Goal of the exercise - Copy each line of the records that contains the word "Versions".

"""

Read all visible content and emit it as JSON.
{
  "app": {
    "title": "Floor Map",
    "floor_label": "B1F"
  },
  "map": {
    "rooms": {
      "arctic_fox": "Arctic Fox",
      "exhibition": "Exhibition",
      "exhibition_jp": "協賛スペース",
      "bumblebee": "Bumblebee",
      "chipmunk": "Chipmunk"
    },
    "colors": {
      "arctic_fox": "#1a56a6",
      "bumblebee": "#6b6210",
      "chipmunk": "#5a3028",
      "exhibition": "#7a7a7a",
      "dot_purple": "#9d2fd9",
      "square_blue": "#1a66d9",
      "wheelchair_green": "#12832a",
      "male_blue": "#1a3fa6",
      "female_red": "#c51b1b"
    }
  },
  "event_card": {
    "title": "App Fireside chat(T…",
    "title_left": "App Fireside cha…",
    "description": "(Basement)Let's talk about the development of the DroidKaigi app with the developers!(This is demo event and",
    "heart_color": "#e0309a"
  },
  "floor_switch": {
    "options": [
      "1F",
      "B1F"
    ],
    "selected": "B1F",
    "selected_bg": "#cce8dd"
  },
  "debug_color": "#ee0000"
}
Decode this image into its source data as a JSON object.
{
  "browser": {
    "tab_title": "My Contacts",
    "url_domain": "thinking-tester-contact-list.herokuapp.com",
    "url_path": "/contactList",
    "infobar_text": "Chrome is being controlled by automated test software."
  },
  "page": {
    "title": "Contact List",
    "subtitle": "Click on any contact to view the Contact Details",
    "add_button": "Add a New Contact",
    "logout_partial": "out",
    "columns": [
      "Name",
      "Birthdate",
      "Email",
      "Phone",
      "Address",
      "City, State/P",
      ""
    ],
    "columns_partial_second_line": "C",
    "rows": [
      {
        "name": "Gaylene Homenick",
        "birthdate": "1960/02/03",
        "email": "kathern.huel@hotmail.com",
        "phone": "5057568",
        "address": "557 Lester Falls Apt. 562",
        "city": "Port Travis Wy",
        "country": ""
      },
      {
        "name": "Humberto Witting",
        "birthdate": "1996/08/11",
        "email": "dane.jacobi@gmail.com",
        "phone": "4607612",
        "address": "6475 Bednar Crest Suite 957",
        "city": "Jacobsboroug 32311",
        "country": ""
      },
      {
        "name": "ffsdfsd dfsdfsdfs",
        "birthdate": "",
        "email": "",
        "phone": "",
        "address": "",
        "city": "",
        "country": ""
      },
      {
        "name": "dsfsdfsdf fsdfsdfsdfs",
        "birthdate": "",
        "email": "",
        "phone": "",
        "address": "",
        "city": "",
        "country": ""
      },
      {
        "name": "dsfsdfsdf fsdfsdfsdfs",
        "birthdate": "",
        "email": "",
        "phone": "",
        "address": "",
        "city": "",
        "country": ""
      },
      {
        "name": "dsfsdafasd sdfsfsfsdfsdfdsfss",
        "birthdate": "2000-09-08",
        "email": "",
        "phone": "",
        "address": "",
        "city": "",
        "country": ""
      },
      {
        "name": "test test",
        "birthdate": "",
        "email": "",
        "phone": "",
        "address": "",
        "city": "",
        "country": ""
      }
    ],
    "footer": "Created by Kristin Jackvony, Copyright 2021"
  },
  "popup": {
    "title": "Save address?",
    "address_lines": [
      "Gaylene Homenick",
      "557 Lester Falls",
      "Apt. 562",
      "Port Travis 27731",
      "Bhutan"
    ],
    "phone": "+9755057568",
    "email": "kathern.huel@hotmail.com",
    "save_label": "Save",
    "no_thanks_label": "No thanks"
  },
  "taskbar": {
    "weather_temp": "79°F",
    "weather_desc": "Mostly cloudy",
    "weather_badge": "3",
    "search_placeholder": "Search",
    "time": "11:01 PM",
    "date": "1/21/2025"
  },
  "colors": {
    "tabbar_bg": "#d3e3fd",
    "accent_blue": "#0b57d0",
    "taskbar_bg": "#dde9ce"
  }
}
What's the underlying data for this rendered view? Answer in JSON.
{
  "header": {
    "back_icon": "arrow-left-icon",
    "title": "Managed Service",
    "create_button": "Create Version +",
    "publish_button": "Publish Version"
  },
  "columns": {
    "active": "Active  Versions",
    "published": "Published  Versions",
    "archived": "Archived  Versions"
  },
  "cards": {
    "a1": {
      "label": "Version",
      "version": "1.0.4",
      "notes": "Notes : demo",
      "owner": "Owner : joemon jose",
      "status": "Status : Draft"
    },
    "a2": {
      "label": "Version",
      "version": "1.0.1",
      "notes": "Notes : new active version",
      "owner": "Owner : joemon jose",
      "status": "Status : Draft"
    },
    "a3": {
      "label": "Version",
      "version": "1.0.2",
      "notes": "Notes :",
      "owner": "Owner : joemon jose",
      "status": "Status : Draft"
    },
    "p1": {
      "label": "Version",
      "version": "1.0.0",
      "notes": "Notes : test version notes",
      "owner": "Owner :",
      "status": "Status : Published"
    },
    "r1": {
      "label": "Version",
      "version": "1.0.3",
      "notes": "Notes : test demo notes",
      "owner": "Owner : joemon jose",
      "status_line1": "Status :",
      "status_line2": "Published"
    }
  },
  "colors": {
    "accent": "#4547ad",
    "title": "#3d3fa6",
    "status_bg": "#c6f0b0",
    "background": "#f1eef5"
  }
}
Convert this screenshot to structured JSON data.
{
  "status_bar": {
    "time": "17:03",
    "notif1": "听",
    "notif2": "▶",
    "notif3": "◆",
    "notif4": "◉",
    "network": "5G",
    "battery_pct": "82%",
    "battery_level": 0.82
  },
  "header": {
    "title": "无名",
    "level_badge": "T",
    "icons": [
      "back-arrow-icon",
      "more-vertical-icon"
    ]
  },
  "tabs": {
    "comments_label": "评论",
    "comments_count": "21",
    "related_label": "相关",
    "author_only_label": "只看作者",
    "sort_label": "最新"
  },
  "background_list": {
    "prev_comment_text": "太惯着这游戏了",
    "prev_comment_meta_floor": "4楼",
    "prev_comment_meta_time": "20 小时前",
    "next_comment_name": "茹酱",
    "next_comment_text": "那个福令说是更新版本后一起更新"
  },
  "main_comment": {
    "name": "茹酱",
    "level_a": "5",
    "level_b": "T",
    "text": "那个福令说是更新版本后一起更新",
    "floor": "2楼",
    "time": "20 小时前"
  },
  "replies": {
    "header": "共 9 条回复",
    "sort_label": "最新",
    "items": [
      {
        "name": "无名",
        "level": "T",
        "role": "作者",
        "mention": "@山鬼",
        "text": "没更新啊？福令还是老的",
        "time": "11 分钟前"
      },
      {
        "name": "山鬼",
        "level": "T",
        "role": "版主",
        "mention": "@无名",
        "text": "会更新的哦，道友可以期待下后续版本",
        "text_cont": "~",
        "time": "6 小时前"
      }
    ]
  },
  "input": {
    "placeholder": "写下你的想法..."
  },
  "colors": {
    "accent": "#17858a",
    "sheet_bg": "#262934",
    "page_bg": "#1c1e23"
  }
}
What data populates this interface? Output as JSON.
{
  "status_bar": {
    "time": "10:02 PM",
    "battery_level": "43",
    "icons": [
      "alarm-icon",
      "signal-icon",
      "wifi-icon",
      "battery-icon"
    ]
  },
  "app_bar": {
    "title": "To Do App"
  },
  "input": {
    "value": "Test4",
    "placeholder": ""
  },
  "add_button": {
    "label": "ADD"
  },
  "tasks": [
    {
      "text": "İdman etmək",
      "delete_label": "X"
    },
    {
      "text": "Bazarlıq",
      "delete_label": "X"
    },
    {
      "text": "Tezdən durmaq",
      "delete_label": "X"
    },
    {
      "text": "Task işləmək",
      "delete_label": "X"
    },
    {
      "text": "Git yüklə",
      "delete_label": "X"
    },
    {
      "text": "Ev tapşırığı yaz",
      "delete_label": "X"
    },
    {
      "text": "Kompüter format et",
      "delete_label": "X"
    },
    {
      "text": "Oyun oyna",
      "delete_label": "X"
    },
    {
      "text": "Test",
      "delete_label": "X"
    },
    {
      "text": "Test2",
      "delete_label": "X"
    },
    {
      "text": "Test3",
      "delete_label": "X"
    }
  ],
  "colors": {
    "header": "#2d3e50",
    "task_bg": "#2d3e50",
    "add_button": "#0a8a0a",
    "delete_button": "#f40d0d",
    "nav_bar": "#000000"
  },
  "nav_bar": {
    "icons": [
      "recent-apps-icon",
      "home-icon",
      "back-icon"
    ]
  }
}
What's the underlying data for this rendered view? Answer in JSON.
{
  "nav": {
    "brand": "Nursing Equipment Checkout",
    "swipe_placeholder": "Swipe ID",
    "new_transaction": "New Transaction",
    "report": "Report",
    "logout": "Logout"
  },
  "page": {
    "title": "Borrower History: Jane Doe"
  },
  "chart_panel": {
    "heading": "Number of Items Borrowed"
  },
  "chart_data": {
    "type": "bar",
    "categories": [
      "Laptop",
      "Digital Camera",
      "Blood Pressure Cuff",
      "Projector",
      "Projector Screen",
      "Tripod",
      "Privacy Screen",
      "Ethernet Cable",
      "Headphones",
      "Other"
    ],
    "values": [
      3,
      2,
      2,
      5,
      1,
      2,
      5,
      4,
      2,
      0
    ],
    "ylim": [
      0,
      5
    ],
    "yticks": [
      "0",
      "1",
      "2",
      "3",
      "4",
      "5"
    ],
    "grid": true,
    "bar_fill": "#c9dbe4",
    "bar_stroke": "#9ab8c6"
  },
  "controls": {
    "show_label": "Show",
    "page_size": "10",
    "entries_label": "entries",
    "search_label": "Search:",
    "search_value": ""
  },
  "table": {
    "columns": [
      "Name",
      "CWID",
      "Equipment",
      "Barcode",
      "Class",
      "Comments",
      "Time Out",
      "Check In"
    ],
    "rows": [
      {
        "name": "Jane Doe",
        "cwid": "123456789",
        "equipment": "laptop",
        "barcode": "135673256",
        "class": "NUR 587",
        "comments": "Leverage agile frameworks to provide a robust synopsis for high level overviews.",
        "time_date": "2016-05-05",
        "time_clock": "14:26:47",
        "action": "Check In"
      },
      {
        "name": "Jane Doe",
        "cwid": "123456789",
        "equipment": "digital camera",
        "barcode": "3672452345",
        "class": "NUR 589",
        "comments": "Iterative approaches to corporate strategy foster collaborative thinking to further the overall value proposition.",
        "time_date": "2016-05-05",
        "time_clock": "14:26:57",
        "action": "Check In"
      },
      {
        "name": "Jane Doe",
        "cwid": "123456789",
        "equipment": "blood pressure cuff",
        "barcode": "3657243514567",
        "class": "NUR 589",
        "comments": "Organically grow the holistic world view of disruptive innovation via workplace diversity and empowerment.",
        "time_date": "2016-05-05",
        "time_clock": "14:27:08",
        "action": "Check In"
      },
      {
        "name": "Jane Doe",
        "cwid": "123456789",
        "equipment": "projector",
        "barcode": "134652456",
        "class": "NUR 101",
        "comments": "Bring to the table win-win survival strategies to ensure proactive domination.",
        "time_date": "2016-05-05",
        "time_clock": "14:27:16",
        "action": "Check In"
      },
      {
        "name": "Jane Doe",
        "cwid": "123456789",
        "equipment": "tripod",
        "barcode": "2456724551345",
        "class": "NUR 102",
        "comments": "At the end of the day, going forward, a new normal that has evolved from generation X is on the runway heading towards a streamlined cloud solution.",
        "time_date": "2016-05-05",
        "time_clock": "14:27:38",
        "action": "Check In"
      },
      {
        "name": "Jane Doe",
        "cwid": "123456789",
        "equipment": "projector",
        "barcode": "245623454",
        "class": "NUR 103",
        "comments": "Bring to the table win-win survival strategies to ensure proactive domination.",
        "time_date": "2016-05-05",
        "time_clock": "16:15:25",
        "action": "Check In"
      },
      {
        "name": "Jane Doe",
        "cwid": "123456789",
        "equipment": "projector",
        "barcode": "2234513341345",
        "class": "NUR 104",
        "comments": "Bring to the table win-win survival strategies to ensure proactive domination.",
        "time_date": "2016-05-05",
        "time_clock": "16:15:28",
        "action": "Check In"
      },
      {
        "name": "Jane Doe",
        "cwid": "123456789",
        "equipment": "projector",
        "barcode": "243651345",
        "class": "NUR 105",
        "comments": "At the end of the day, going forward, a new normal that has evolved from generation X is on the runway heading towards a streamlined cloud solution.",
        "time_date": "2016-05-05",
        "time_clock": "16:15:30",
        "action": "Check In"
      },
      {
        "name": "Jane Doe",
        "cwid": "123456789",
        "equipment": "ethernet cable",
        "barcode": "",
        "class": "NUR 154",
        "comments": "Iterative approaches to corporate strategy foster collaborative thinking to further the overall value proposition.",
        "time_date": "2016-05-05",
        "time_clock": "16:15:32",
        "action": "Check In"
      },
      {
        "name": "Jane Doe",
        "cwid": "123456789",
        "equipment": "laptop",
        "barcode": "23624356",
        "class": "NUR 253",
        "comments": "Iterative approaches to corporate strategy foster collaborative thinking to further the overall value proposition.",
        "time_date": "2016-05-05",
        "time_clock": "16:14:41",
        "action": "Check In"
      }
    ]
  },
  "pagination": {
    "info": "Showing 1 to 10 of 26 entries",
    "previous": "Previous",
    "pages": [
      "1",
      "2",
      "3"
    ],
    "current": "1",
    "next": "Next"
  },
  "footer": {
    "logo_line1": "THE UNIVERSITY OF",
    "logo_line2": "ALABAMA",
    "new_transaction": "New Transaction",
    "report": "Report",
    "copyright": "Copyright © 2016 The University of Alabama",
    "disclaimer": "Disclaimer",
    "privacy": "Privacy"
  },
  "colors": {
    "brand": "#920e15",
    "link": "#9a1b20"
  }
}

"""

Output of the task -
    "active": "Active  Versions",
    "published": "Published  Versions",
    "archived": "Archived  Versions"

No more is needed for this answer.